The Sport’s interior is made of quality materials, from the tight seams on the dash panels to the solid thunk of the doors, although a few cheap bits do make themselves known. The plastics used are rather hard, but are on par in its class. Behind the leather-wrapped steering wheel are three large gauges that have sizable numbers for quick glances and glow a dark red at night. Each gauge is ringed by a silver-colored ring, which is accented by the stereo and climate-control knobs also having their own touches of silver. That little bit helps break up the monotony of a rather dark interior.
There are a few faults to this interior. I love the touches they’ve made with adding features like the climate control and fuel display, but why skimp on a center armrest? What about adjustable lumbar support for the driver’s seat? Also, the rear seats should fold down (they don’t), and who had the audacity to approve those awful chrome pieces accenting the center console?
The exterior on the SX4 Sport has the aforementioned aero kit, which includes pronounced front and rear chin spoilers and side sill extensions. Rounding out the more aggressive looks are 10-spoke 17-inch allow wheels wrapped in Dunlop SP Sport 7000s.
Overall, the outside is good-looking and clean, if a bit ill-proportioned. The lines are clean and there are no extraneous trinkets to clutter the exterior. However, with a tall roof and a short overall length of less than 15 feet, it looks squeezed together from both ends. The big mirrors produce a big-eared effect in how far they stick out, and the rear end sits far too high. The SX4 comes off more cutesy than manly.
Luckily, a drive behind the wheel can help you overlook the chic-ness on the outside.

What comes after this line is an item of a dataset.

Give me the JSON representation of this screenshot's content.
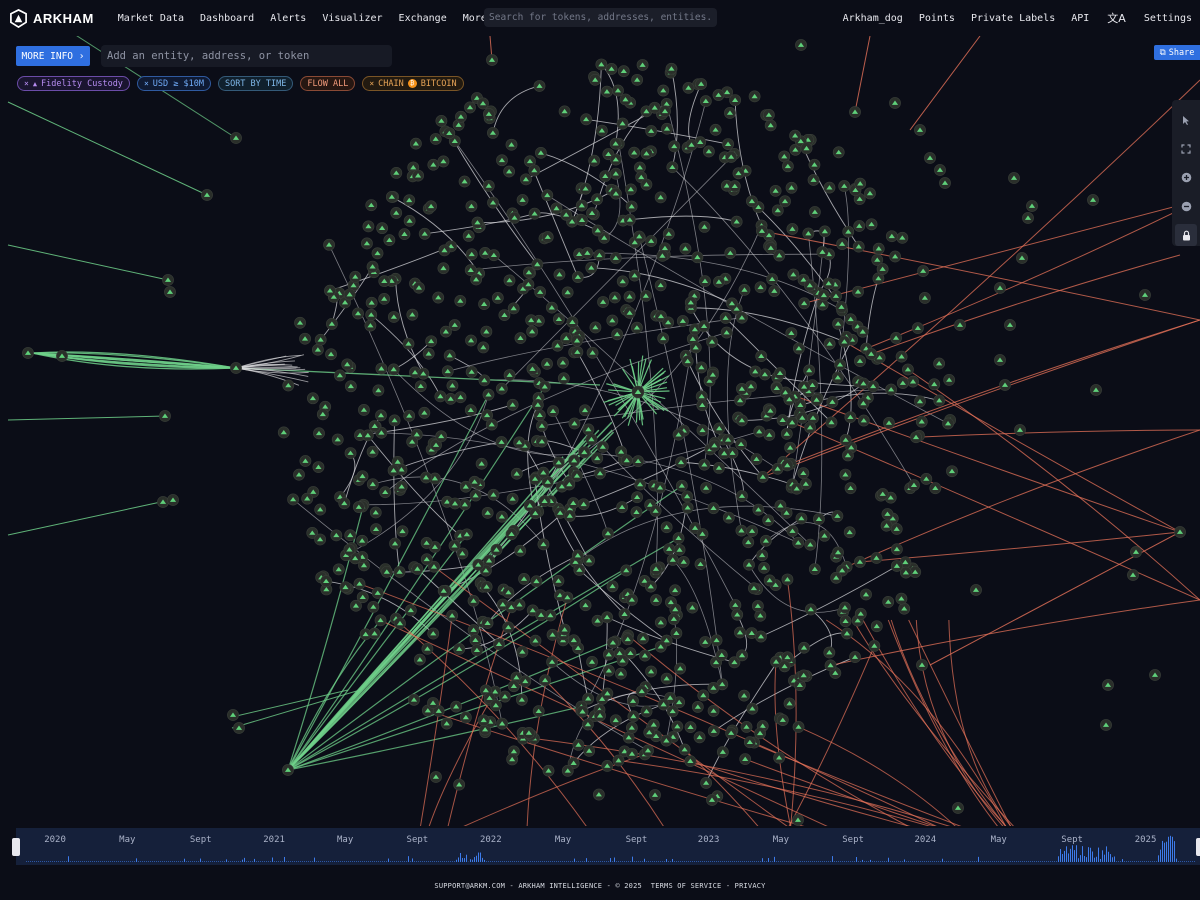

This little Suzuki’s best attribute is its steering. The rack-and-pinion steering has been tuned almost perfectly with a nice weighty feel and perfect feedback. Tie those attributes in with 17-inch Dunlop and KYB shocks, and you’ve got a car that corners flatly, bites into the turns nicely and really engages the driver. Even the brakes work well with good response to sharp inputs.
When you are not attacking corners, though, the ride can come off as overly stiff. The SX4 won’t beat you up, but you’ll feel and hear all those bumps when going down the road from the suspension. There’s also a fair amount of road noise and wind noise that emanates through the cabin, but again, it’s no worse than the competition.
One weak point that holds this car back slightly is the engine. The 2.0 liter makes 143 horsepower and 136 lb. ft of torque, so you would think it would be more than peppy. Well, it’s not.
The four-cylinder does have enough power to move out of the way of the public transit bus coming up behind you. However, full throttle sprints from a dead stop provide nothing but a deep bellow from under the hood. Quick passing ability is also a slow process. Chalk it up to the soul-sucking four-speed automatic, which is a very good one despite the dilution of performance, with nice shifts both up and down. Regardless, opt for the five-speed manual. And don’t expect good gas mileage, as I averaged just 22 mpg in my mostly city driving, which is below the EPA’s city rating on the sticker.
I was very surprised by this little Suzuki. It is a fun alternative to the more bland offerings from Chevrolet, Toyota, Kia, etc. If you’re in the market for a new compact that’s actually fun to drive, and you do not stop by your local Suzuki dealer, don’t say I didn’t tell you what you’re missing.
Base Price: $14,339
As Tested: $17,458
Architecture: Front-engine, front-wheel drive five-passenger compact sedan
Drivetrain: 2.0-liter DOHC I4 with four-speed automatic transaxle
Mileage: 23 mpg city, 31 mpg highway
Weight: 2745 lbs.